[Opening EXTRACTED DATA section]
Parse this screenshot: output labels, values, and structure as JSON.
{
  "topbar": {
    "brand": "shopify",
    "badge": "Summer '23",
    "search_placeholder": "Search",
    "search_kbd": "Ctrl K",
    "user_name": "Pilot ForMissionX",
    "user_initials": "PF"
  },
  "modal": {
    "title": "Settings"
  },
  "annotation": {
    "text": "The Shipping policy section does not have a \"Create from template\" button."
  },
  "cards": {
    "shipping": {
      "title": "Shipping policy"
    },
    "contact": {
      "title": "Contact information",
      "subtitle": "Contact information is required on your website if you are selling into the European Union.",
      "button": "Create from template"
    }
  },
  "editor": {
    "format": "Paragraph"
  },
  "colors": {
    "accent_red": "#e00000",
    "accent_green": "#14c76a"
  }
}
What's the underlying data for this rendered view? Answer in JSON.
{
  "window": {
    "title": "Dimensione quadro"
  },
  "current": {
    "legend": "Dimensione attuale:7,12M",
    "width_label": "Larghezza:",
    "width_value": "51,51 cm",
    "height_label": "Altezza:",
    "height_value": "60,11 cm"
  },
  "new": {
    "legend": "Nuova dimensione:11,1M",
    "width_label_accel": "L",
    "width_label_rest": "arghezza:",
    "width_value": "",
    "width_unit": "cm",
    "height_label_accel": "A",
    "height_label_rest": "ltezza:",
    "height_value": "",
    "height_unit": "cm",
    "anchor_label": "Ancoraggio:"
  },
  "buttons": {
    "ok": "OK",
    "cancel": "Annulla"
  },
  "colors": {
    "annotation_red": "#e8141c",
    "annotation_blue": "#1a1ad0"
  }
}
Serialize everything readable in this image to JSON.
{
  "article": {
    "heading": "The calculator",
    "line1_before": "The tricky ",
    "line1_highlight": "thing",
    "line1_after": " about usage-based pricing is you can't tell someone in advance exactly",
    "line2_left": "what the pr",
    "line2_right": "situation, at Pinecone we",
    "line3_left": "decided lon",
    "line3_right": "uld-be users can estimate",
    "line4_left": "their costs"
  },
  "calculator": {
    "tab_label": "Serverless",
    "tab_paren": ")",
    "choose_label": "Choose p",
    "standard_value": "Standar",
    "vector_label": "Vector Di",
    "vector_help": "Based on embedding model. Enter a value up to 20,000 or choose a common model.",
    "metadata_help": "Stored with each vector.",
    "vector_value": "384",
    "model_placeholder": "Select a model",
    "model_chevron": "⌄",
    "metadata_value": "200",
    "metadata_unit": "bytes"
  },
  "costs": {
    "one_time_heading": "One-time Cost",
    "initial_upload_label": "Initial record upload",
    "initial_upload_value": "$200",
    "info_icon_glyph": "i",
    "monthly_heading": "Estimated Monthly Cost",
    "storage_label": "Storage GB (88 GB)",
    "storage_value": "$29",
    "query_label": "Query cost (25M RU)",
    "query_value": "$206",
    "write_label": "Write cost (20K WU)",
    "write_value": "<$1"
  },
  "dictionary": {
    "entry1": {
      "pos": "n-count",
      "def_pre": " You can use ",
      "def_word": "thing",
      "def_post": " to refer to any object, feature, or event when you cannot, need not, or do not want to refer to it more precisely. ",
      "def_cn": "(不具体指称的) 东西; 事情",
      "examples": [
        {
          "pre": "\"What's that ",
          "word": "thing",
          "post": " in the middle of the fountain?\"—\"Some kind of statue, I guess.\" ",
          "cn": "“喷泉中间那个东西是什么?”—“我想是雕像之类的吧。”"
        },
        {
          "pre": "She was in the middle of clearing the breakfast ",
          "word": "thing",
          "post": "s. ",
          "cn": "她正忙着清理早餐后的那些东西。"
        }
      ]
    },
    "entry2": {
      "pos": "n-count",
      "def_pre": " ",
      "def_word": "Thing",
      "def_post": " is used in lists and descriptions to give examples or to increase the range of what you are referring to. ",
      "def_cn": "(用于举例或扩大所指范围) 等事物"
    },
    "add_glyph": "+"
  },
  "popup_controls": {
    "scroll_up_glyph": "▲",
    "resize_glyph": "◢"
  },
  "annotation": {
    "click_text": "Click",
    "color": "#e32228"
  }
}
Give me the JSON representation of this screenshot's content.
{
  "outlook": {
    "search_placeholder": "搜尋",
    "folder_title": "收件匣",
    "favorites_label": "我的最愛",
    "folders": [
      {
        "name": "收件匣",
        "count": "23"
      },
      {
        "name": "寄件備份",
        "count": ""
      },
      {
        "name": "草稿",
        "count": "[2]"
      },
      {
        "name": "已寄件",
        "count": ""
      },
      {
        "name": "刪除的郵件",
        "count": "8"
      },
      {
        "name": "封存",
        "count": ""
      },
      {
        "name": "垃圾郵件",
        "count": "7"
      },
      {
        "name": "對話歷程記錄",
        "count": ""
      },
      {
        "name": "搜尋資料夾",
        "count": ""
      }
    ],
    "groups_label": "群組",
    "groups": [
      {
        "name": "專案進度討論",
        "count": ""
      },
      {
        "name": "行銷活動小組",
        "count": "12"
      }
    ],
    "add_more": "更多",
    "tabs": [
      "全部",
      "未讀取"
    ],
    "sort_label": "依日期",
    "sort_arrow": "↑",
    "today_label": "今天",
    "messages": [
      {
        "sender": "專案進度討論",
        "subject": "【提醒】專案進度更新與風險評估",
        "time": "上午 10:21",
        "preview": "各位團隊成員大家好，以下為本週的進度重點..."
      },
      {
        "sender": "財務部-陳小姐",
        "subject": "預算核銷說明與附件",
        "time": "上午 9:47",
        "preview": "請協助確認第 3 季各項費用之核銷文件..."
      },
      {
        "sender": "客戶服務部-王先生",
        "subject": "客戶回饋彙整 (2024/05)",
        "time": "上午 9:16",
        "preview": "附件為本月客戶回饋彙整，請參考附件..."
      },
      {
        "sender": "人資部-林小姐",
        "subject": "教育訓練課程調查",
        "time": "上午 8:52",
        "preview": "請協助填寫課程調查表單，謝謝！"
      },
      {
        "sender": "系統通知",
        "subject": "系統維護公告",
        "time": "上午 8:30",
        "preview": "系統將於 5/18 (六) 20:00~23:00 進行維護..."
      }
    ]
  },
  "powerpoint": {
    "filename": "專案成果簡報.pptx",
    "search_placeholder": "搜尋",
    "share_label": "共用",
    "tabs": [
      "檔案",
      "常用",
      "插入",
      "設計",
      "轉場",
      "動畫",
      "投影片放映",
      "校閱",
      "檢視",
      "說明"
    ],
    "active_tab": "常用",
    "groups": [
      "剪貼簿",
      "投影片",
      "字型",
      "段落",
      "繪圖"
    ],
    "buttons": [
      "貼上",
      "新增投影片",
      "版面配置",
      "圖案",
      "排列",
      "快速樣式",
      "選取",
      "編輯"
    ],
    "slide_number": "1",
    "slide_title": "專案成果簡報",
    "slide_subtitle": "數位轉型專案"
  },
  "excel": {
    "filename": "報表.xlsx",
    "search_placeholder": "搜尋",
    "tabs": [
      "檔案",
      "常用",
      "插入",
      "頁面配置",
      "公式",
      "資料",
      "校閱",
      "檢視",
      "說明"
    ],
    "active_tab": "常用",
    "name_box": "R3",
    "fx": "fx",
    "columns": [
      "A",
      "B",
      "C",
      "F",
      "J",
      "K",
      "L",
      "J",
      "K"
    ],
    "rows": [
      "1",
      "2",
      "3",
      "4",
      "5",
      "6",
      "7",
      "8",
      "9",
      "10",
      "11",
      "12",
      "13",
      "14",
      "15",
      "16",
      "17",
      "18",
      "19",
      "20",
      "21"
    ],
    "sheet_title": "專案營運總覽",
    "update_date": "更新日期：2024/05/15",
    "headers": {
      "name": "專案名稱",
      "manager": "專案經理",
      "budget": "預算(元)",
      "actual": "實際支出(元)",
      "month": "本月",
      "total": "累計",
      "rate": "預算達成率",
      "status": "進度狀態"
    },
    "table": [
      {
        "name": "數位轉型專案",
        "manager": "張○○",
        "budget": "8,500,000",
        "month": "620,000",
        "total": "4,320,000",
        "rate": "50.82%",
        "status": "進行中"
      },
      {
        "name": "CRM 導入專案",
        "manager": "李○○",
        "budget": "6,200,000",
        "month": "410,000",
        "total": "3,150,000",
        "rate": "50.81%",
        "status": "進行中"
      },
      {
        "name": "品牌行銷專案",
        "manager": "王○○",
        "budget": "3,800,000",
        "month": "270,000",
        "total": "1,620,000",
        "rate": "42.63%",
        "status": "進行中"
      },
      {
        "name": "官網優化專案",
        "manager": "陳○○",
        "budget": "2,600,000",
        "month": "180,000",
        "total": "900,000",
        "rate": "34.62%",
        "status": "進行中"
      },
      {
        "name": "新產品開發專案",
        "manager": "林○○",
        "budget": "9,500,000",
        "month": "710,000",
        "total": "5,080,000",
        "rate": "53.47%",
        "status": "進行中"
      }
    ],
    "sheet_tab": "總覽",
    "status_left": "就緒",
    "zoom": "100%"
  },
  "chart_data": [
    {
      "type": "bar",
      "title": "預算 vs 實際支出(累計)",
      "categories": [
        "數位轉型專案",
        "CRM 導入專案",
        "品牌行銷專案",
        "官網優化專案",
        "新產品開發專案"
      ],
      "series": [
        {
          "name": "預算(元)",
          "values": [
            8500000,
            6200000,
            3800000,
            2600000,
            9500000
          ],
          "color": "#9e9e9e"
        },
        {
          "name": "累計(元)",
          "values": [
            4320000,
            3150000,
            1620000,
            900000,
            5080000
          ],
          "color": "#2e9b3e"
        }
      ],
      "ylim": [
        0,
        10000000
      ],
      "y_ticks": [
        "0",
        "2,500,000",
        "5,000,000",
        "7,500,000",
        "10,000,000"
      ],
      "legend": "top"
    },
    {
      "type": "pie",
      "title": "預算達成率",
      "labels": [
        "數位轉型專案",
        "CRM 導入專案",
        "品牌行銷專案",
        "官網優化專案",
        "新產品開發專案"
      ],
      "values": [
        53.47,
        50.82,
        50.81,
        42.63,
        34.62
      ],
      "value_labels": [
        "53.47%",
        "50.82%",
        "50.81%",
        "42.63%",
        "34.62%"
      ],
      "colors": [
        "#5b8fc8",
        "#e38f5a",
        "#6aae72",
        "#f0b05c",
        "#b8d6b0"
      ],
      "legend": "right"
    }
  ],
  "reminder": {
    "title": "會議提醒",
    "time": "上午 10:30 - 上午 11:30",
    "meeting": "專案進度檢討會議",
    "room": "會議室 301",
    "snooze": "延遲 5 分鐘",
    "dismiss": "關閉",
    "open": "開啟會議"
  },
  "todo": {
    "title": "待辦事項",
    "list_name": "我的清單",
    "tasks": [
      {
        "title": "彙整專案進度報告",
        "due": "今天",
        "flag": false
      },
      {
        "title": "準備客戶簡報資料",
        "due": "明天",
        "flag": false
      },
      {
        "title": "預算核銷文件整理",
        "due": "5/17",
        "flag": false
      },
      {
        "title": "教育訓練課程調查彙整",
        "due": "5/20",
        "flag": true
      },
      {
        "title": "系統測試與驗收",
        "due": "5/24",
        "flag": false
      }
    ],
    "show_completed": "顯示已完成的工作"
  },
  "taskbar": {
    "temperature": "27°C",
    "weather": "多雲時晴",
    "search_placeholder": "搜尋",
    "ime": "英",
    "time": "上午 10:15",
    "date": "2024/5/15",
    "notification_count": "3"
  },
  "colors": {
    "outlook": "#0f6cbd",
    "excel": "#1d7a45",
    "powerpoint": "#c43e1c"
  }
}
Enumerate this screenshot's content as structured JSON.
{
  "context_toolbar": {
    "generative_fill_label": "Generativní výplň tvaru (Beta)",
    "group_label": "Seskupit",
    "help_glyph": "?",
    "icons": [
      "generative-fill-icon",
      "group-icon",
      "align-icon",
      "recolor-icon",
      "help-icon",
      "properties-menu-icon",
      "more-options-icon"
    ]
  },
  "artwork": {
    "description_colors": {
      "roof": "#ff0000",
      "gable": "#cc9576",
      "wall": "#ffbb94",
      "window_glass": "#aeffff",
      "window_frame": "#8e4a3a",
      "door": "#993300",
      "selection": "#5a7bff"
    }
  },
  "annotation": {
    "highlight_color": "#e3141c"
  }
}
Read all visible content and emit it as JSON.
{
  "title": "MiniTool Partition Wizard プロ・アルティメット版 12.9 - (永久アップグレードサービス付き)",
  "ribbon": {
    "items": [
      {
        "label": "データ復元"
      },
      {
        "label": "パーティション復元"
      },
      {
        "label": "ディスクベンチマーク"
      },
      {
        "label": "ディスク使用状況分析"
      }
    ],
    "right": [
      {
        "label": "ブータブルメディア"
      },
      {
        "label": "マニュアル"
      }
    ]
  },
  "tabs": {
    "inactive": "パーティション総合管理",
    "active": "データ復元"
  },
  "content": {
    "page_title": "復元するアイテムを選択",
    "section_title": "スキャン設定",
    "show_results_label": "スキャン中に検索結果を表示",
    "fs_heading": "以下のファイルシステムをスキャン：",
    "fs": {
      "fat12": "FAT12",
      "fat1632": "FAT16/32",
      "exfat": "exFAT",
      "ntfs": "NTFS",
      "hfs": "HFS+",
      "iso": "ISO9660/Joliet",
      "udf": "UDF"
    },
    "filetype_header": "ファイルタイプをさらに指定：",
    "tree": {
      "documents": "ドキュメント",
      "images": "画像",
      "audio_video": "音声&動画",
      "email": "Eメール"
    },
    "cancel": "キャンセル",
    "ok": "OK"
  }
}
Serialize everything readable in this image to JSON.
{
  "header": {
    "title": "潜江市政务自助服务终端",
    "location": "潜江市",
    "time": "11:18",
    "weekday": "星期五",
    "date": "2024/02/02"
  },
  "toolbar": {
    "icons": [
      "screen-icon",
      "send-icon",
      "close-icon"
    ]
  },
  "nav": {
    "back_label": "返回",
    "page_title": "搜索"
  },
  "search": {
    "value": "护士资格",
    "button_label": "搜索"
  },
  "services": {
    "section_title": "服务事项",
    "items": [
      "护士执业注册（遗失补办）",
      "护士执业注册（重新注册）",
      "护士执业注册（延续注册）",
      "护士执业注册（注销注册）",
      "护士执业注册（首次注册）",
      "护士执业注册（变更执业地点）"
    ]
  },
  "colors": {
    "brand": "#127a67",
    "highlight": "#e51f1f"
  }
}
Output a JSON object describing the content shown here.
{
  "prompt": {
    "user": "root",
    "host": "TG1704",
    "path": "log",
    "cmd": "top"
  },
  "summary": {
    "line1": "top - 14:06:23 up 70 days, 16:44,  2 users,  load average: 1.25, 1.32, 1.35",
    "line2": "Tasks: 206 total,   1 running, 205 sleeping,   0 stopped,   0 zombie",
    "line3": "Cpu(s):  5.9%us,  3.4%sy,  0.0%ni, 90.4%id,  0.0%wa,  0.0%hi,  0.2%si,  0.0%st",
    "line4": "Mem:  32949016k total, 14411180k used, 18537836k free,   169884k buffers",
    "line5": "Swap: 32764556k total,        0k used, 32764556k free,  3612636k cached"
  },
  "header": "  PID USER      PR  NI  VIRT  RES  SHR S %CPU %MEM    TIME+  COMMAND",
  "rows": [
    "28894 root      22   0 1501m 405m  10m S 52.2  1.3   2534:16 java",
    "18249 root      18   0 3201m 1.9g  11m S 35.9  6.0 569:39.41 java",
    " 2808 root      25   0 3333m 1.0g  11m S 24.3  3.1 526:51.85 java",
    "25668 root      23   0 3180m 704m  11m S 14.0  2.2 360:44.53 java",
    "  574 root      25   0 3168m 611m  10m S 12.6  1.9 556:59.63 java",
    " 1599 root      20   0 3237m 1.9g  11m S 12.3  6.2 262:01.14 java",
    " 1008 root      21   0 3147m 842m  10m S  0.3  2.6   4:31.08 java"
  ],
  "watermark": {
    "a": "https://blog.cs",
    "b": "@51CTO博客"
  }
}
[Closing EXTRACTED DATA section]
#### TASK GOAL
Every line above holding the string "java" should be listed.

#### OUTPUT FOR THIS TASK
    "28894 root      22   0 1501m 405m  10m S 52.2  1.3   2534:16 java",
    "18249 root      18   0 3201m 1.9g  11m S 35.9  6.0 569:39.41 java",
    " 2808 root      25   0 3333m 1.0g  11m S 24.3  3.1 526:51.85 java",
    "25668 root      23   0 3180m 704m  11m S 14.0  2.2 360:44.53 java",
    "  574 root      25   0 3168m 611m  10m S 12.6  1.9 556:59.63 java",
    " 1599 root      20   0 3237m 1.9g  11m S 12.3  6.2 262:01.14 java",
    " 1008 root      21   0 3147m 842m  10m S  0.3  2.6   4:31.08 java"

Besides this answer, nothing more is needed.